* _Activity_
Repeat the following entries verbatim, apart from the pictures.
• • • • •
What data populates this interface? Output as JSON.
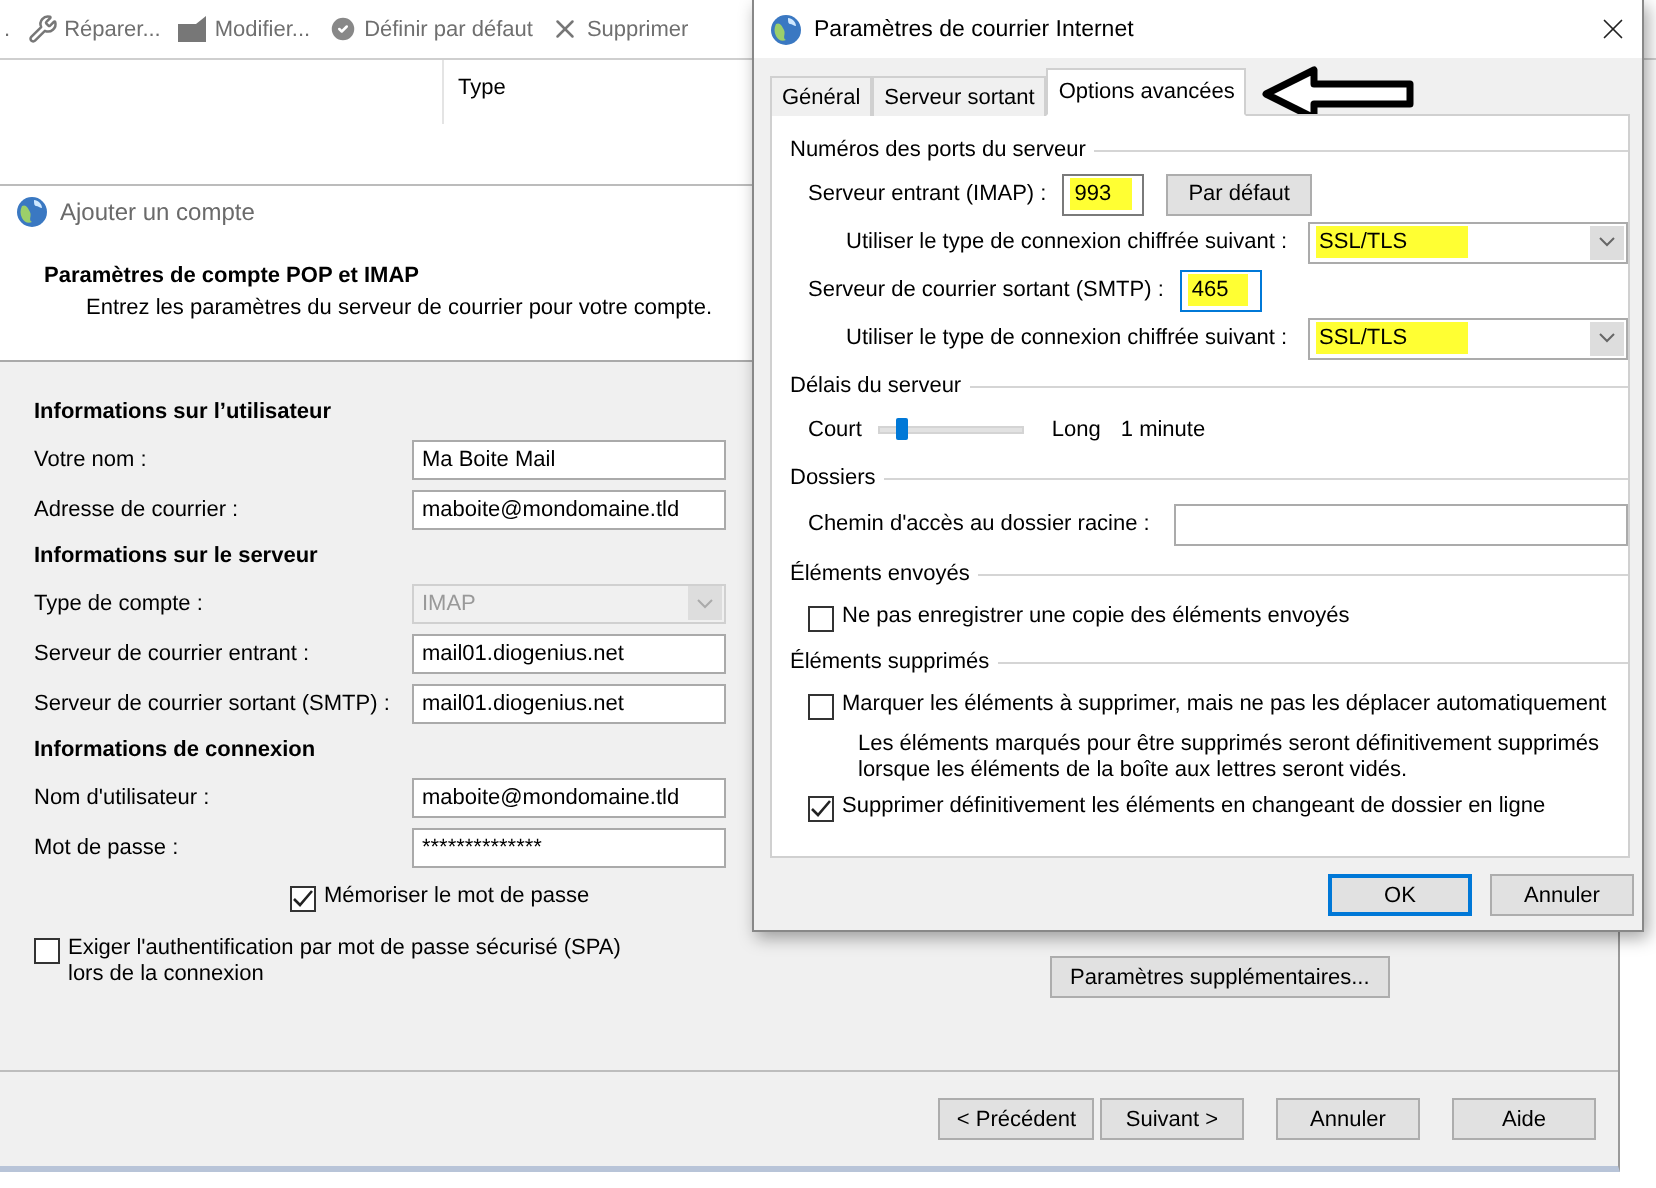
{
  "background_window": {
    "toolbar": [
      {
        "kind": "fragment",
        "label": ".",
        "disabled": true
      },
      {
        "kind": "repair",
        "label": "Réparer...",
        "disabled": true
      },
      {
        "kind": "modify",
        "label": "Modifier...",
        "disabled": true
      },
      {
        "kind": "set_default",
        "label": "Définir par défaut",
        "disabled": true
      },
      {
        "kind": "delete",
        "label": "Supprimer",
        "disabled": true
      }
    ],
    "list_columns": [
      "Type"
    ]
  },
  "add_account": {
    "title": "Ajouter un compte",
    "heading": "Paramètres de compte POP et IMAP",
    "subtitle": "Entrez les paramètres du serveur de courrier pour votre compte.",
    "sections": [
      {
        "title": "Informations sur l’utilisateur",
        "fields": [
          {
            "kind": "text",
            "label": "Votre nom :",
            "value": "Ma Boite Mail",
            "disabled": false
          },
          {
            "kind": "text",
            "label": "Adresse de courrier :",
            "value": "maboite@mondomaine.tld",
            "disabled": false
          }
        ]
      },
      {
        "title": "Informations sur le serveur",
        "fields": [
          {
            "kind": "select",
            "label": "Type de compte :",
            "value": "IMAP",
            "disabled": true
          },
          {
            "kind": "text",
            "label": "Serveur de courrier entrant :",
            "value": "mail01.diogenius.net",
            "disabled": false
          },
          {
            "kind": "text",
            "label": "Serveur de courrier sortant (SMTP) :",
            "value": "mail01.diogenius.net",
            "disabled": false
          }
        ]
      },
      {
        "title": "Informations de connexion",
        "fields": [
          {
            "kind": "text",
            "label": "Nom d'utilisateur :",
            "value": "maboite@mondomaine.tld",
            "disabled": false
          },
          {
            "kind": "text",
            "label": "Mot de passe :",
            "value": "**************",
            "disabled": false
          }
        ]
      }
    ],
    "remember_password": {
      "label": "Mémoriser le mot de passe",
      "checked": true
    },
    "spa": {
      "label_lines": [
        "Exiger l'authentification par mot de passe sécurisé (SPA)",
        "lors de la connexion"
      ],
      "checked": false
    },
    "more_settings_button": "Paramètres supplémentaires...",
    "footer_buttons": [
      "< Précédent",
      "Suivant >",
      "Annuler",
      "Aide"
    ]
  },
  "internet_settings": {
    "title": "Paramètres de courrier Internet",
    "tabs": [
      {
        "label": "Général",
        "selected": false
      },
      {
        "label": "Serveur sortant",
        "selected": false
      },
      {
        "label": "Options avancées",
        "selected": true
      }
    ],
    "groups": [
      {
        "title": "Numéros des ports du serveur",
        "items": [
          {
            "kind": "port",
            "label": "Serveur entrant (IMAP) :",
            "value": "993",
            "highlighted": true,
            "focused": false,
            "button": "Par défaut"
          },
          {
            "kind": "select",
            "label": "Utiliser le type de connexion chiffrée suivant :",
            "value": "SSL/TLS",
            "highlighted": true
          },
          {
            "kind": "port",
            "label": "Serveur de courrier sortant (SMTP) :",
            "value": "465",
            "highlighted": true,
            "focused": true
          },
          {
            "kind": "select",
            "label": "Utiliser le type de connexion chiffrée suivant :",
            "value": "SSL/TLS",
            "highlighted": true
          }
        ]
      },
      {
        "title": "Délais du serveur",
        "items": [
          {
            "kind": "slider",
            "min_label": "Court",
            "max_label": "Long",
            "level": 0.12,
            "reading": "1 minute"
          }
        ]
      },
      {
        "title": "Dossiers",
        "items": [
          {
            "kind": "text_field",
            "label": "Chemin d'accès au dossier racine :"
          }
        ]
      },
      {
        "title": "Éléments envoyés",
        "items": [
          {
            "kind": "checkbox",
            "label": "Ne pas enregistrer une copie des éléments envoyés",
            "checked": false
          }
        ]
      },
      {
        "title": "Éléments supprimés",
        "items": [
          {
            "kind": "checkbox",
            "label": "Marquer les éléments à supprimer, mais ne pas les déplacer automatiquement",
            "checked": false
          },
          {
            "kind": "note",
            "lines": [
              "Les éléments marqués pour être supprimés seront définitivement supprimés",
              "lorsque les éléments de la boîte aux lettres seront vidés."
            ]
          },
          {
            "kind": "checkbox",
            "label": "Supprimer définitivement les éléments en changeant de dossier en ligne",
            "checked": true
          }
        ]
      }
    ],
    "buttons": [
      {
        "label": "OK",
        "default": true
      },
      {
        "label": "Annuler",
        "default": false
      }
    ]
  }
}
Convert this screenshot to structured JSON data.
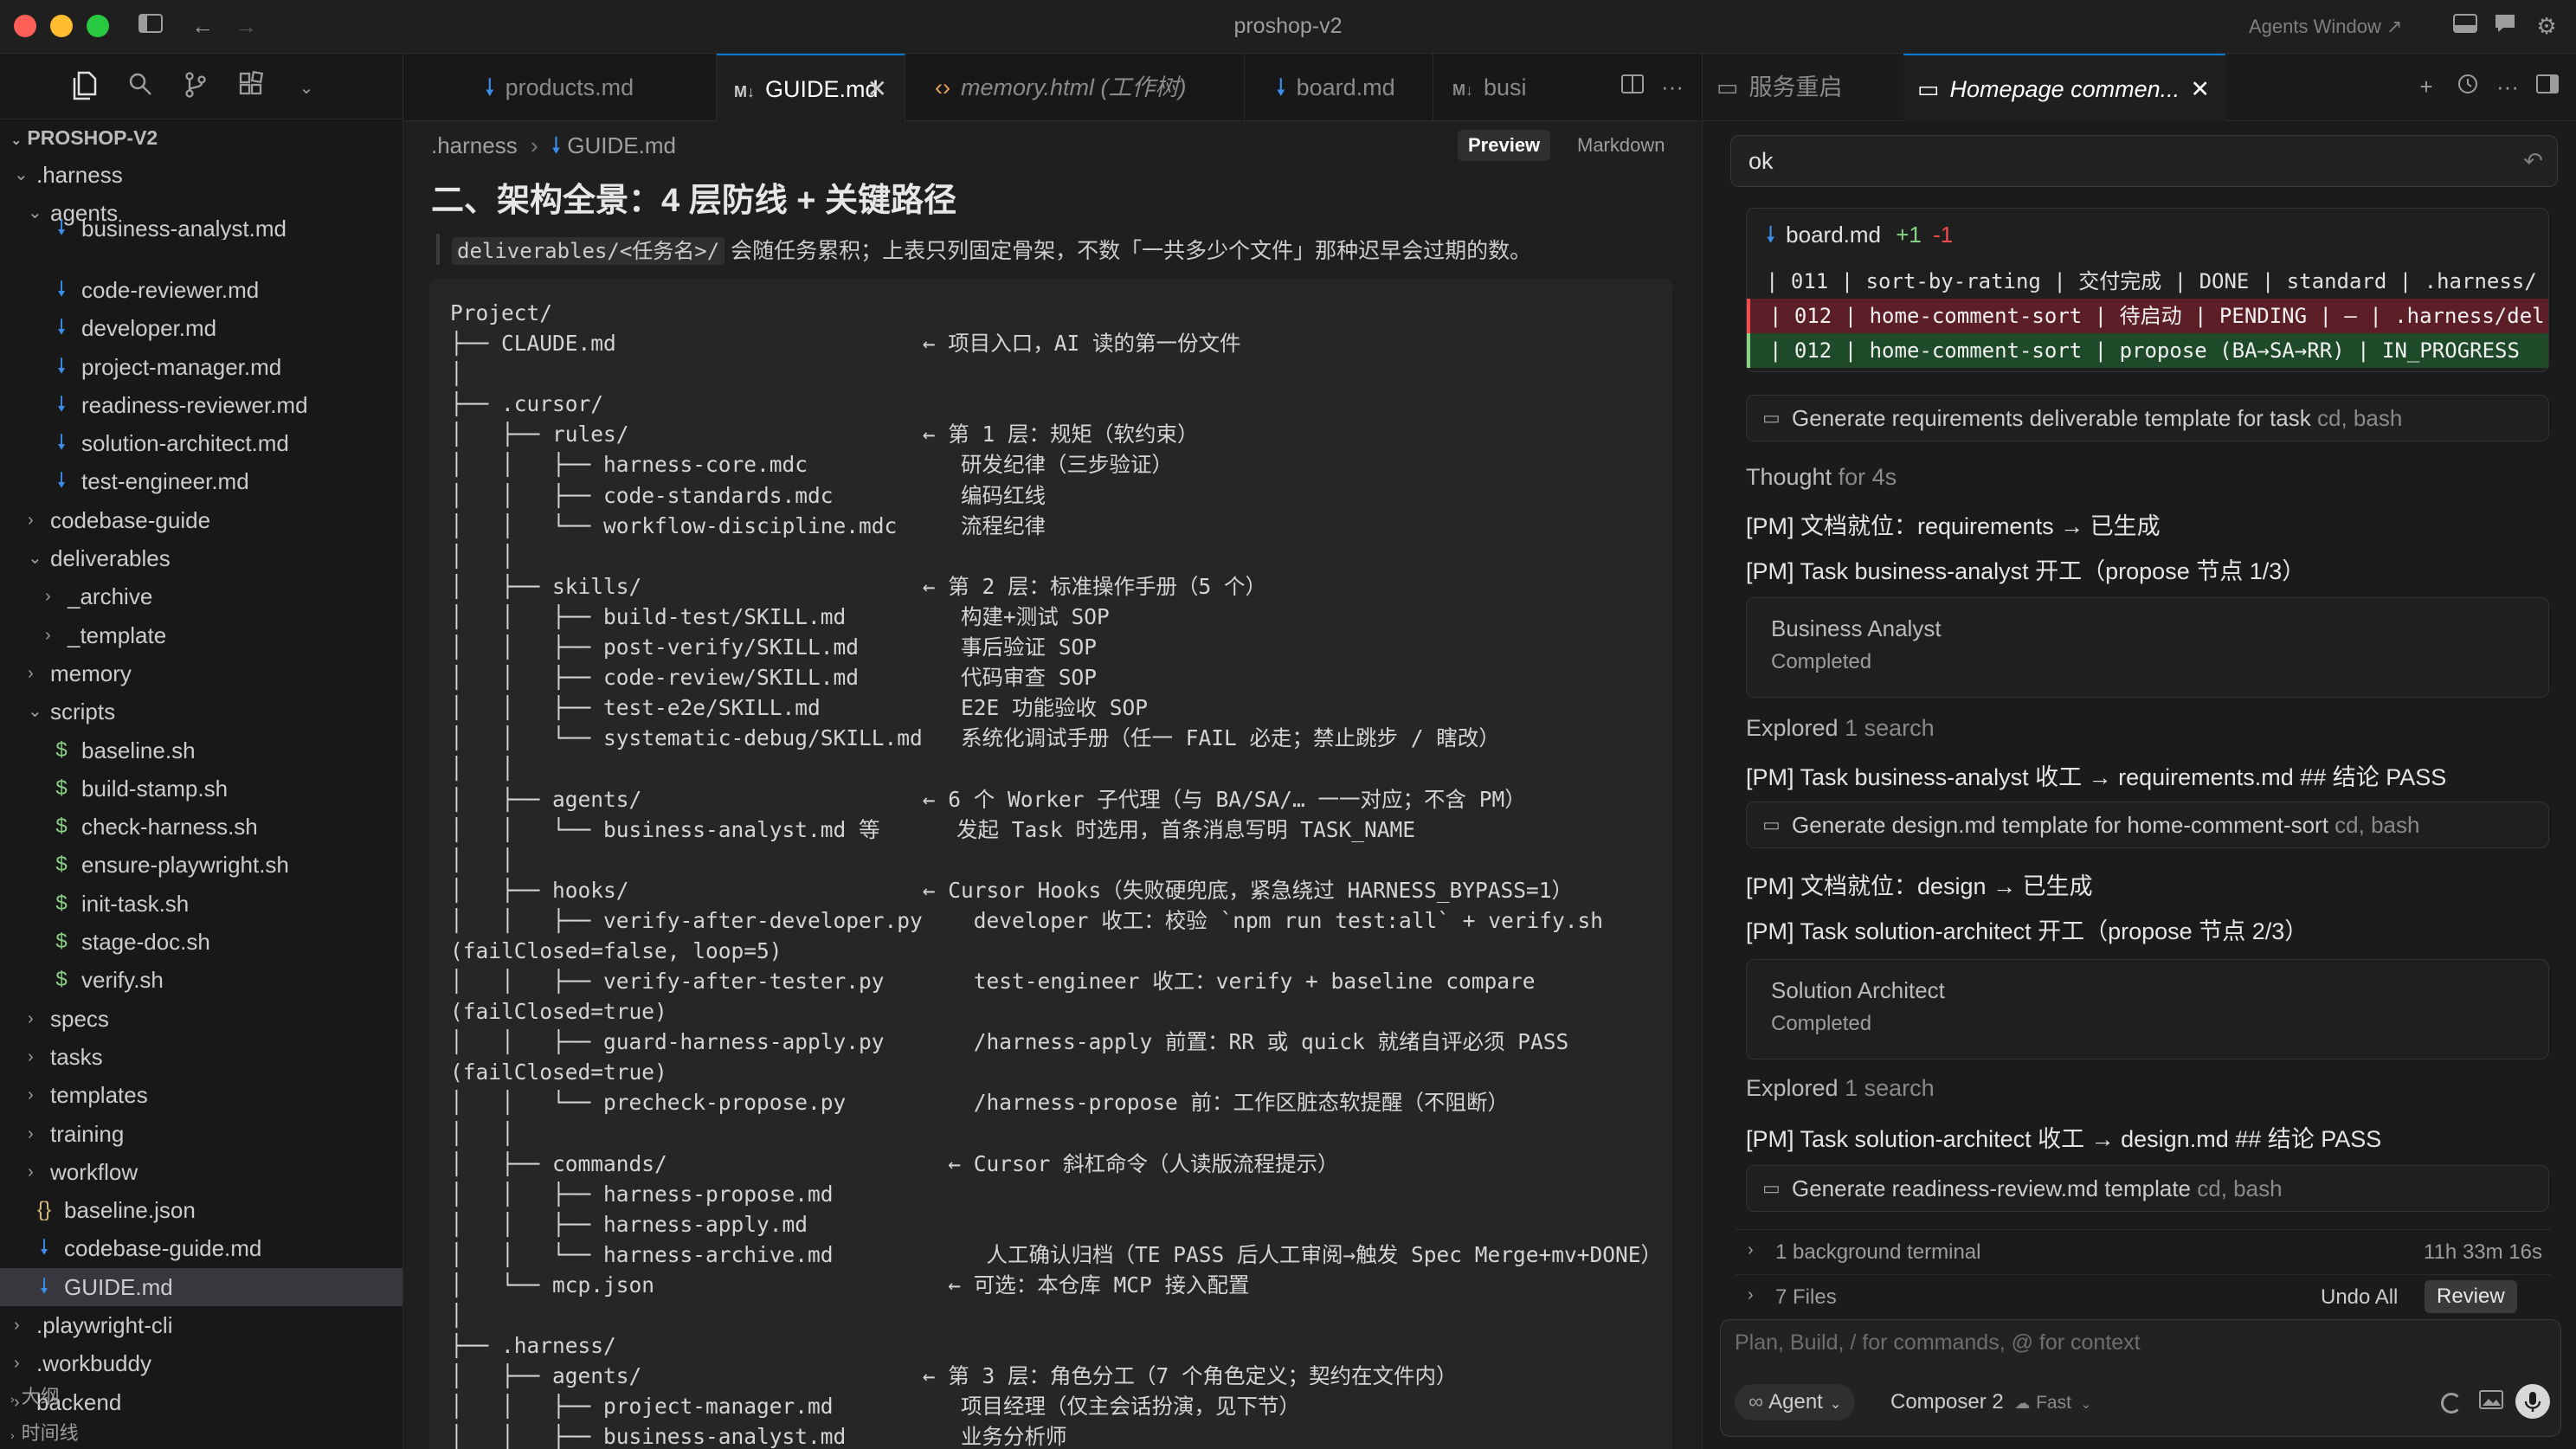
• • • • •
* _Written answer_
What data populates this interface? Output as JSON.
{
  "background_window": {
    "toolbar": [
      {
        "kind": "fragment",
        "label": ".",
        "disabled": true
      },
      {
        "kind": "repair",
        "label": "Réparer...",
        "disabled": true
      },
      {
        "kind": "modify",
        "label": "Modifier...",
        "disabled": true
      },
      {
        "kind": "set_default",
        "label": "Définir par défaut",
        "disabled": true
      },
      {
        "kind": "delete",
        "label": "Supprimer",
        "disabled": true
      }
    ],
    "list_columns": [
      "Type"
    ]
  },
  "add_account": {
    "title": "Ajouter un compte",
    "heading": "Paramètres de compte POP et IMAP",
    "subtitle": "Entrez les paramètres du serveur de courrier pour votre compte.",
    "sections": [
      {
        "title": "Informations sur l’utilisateur",
        "fields": [
          {
            "kind": "text",
            "label": "Votre nom :",
            "value": "Ma Boite Mail",
            "disabled": false
          },
          {
            "kind": "text",
            "label": "Adresse de courrier :",
            "value": "maboite@mondomaine.tld",
            "disabled": false
          }
        ]
      },
      {
        "title": "Informations sur le serveur",
        "fields": [
          {
            "kind": "select",
            "label": "Type de compte :",
            "value": "IMAP",
            "disabled": true
          },
          {
            "kind": "text",
            "label": "Serveur de courrier entrant :",
            "value": "mail01.diogenius.net",
            "disabled": false
          },
          {
            "kind": "text",
            "label": "Serveur de courrier sortant (SMTP) :",
            "value": "mail01.diogenius.net",
            "disabled": false
          }
        ]
      },
      {
        "title": "Informations de connexion",
        "fields": [
          {
            "kind": "text",
            "label": "Nom d'utilisateur :",
            "value": "maboite@mondomaine.tld",
            "disabled": false
          },
          {
            "kind": "text",
            "label": "Mot de passe :",
            "value": "**************",
            "disabled": false
          }
        ]
      }
    ],
    "remember_password": {
      "label": "Mémoriser le mot de passe",
      "checked": true
    },
    "spa": {
      "label_lines": [
        "Exiger l'authentification par mot de passe sécurisé (SPA)",
        "lors de la connexion"
      ],
      "checked": false
    },
    "more_settings_button": "Paramètres supplémentaires...",
    "footer_buttons": [
      "< Précédent",
      "Suivant >",
      "Annuler",
      "Aide"
    ]
  },
  "internet_settings": {
    "title": "Paramètres de courrier Internet",
    "tabs": [
      {
        "label": "Général",
        "selected": false
      },
      {
        "label": "Serveur sortant",
        "selected": false
      },
      {
        "label": "Options avancées",
        "selected": true
      }
    ],
    "groups": [
      {
        "title": "Numéros des ports du serveur",
        "items": [
          {
            "kind": "port",
            "label": "Serveur entrant (IMAP) :",
            "value": "993",
            "highlighted": true,
            "focused": false,
            "button": "Par défaut"
          },
          {
            "kind": "select",
            "label": "Utiliser le type de connexion chiffrée suivant :",
            "value": "SSL/TLS",
            "highlighted": true
          },
          {
            "kind": "port",
            "label": "Serveur de courrier sortant (SMTP) :",
            "value": "465",
            "highlighted": true,
            "focused": true
          },
          {
            "kind": "select",
            "label": "Utiliser le type de connexion chiffrée suivant :",
            "value": "SSL/TLS",
            "highlighted": true
          }
        ]
      },
      {
        "title": "Délais du serveur",
        "items": [
          {
            "kind": "slider",
            "min_label": "Court",
            "max_label": "Long",
            "level": 0.12,
            "reading": "1 minute"
          }
        ]
      },
      {
        "title": "Dossiers",
        "items": [
          {
            "kind": "text_field",
            "label": "Chemin d'accès au dossier racine :"
          }
        ]
      },
      {
        "title": "Éléments envoyés",
        "items": [
          {
            "kind": "checkbox",
            "label": "Ne pas enregistrer une copie des éléments envoyés",
            "checked": false
          }
        ]
      },
      {
        "title": "Éléments supprimés",
        "items": [
          {
            "kind": "checkbox",
            "label": "Marquer les éléments à supprimer, mais ne pas les déplacer automatiquement",
            "checked": false
          },
          {
            "kind": "note",
            "lines": [
              "Les éléments marqués pour être supprimés seront définitivement supprimés",
              "lorsque les éléments de la boîte aux lettres seront vidés."
            ]
          },
          {
            "kind": "checkbox",
            "label": "Supprimer définitivement les éléments en changeant de dossier en ligne",
            "checked": true
          }
        ]
      }
    ],
    "buttons": [
      {
        "label": "OK",
        "default": true
      },
      {
        "label": "Annuler",
        "default": false
      }
    ]
  }
}
Convert this screenshot to structured JSON data.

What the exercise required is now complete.